Saturday, October 22, 2011

The German ROSAT satellite has fallen back to earth - The satellite re-entered the atmosphere between 9:45 and 10:15 pm ET (01:45 and 02:15 GMT). Up to 3,750 pounds of the decaying satellite could survive re-entry.
The defunct satellite is hurtling towards the atmosphere and satellite pieces expected to hit earth within hours - "According to the data we currently have, we expect it not to hit over Europe, Africa or Australia." It is not clear whether any pieces have yet reached the Earth's surface.
Most parts of the minivan-sized satellite were expected to burn up during re-entry into the atmosphere but up to 30 fragments weighing 1.7 metric tons could crash into earth at speeds up to 450km/h. The satellite orbits every 90 minutes and it could hit almost anywhere along its path - a vast swath between 53-degrees north and 53-degrees south that comprises much of the planet outside the poles, including parts of North America, South America, Europe, Africa and Asia. Fluctuations in solar activity and the fact that scientists are no longer able to communicate with the dead satellite render predictions of where and when it will come down yet more difficult. The largest single fragment of ROSAT that could hit into the earth is the telescope's heat-resistant mirror.
The German space agency puts the odds of somebody somewhere on Earth being hurt by its satellite at 1-in-2000 - a slightly higher level of risk than was calculated for the NASA satellite. But any one individual's odds of being struck are 1-in-14 trillion, given there are 7 billion people on the planet. Any Rosat wreckage is strongly tipped to hit the ocean, given that so much of the Earth's surface is covered by water.

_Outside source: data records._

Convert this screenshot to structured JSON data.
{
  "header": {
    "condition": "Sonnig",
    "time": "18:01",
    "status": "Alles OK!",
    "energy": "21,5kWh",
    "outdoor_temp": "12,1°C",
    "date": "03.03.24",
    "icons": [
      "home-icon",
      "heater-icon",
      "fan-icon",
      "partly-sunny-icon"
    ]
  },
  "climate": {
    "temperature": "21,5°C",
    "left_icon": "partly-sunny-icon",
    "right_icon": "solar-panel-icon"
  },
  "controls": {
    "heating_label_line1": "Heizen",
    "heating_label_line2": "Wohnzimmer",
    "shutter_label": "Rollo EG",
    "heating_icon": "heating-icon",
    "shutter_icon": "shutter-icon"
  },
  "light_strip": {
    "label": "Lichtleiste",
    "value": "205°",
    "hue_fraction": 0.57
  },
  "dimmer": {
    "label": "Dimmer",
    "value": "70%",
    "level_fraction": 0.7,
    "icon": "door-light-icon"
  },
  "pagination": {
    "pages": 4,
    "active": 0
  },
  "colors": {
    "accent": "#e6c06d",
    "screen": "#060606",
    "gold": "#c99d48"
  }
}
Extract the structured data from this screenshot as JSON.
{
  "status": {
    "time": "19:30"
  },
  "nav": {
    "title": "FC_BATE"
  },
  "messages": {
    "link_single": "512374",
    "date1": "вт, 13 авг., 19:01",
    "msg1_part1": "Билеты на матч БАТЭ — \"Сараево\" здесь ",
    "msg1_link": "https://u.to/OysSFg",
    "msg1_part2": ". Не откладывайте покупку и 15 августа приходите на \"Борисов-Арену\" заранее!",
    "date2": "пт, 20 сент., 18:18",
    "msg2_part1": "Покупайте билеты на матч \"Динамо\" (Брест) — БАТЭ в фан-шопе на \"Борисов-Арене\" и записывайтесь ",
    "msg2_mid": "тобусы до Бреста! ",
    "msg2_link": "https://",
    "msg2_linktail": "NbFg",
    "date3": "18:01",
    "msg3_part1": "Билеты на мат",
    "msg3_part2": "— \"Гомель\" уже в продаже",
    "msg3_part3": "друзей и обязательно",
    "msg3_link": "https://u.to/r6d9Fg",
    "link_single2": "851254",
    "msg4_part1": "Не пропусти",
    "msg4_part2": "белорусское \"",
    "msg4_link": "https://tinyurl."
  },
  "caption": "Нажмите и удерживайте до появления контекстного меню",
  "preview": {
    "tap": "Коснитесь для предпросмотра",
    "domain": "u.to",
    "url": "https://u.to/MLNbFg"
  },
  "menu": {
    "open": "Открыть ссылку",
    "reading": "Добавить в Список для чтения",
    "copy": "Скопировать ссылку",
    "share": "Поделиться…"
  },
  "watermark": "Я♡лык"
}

The dead NASA satellite fell into the southern Pacific Ocean last month, causing no damage, despite fears it would hit a populated area and cause damage or kill people. Experts believe about two dozen metal pieces from the bus-sized satellite fell over an 800km span of uninhabited portion of the world. The NASA climate research satellite entered earth's atmosphere generally above American Samoa. But falling debris as it broke apart did not start hitting the water for another 480 kilometres to the northeast, southwest of Christmas Island. Earlier, scientists had said it was possible some pieces could have reached northwestern Canada.
Destructive design - Future spacecraft sent into orbit may have to meet stricter guidelines that limit the amount of debris likely to fall back on to the planet, but these rules are still some way from being introduced. "Up until now we've designed satellites to survive the harsh environment of space, and we haven't given much thought to designing them for destructive re-entry. But in future, we will have to consider whether we have got this balance right, and perhaps satellites should be designed in such a way that we can ensure more of what comes down is destroyed in the atmosphere and doesn't hit the surface. Unfortunately, there is a whole legacy of spacecraft - 50 years of satellites - and we are going to have to put up with this situation for quite some time, I'm afraid." The U.S. Space Surveillance Network has catalogued 16 thousand things in Earth orbit, many of them are quite small pieces of debris, but about 7,000 of those are large objects, spacecraft and large rocket bodies.
Rosat will start to tumble rapidly when it engages the thicker parts of the atmosphere, about 80km up. Mechanical forces will first rip off its flimsiest structures, such as its solar arrays and antennas. The heating the satellite then experiences as it plunges downwards will deform and melt low-temperature materials and vaporise them. Only high-temperature metals such as stainless steel and titanium will put up much resistance.
Tracking stations will typically witness the uncontrolled return of at least one piece of space debris every day; and on average, one intact defunct spacecraft or old rocket body will come back into the atmosphere every week. Something the size of Nasa's UARS satellite is seen to enter uncontrolled perhaps once a year. Much larger objects such as space station cargo ships return from orbit several times a year, but they are equipped with thrusters capable of guiding their dive into a remote part of the Southern Ocean.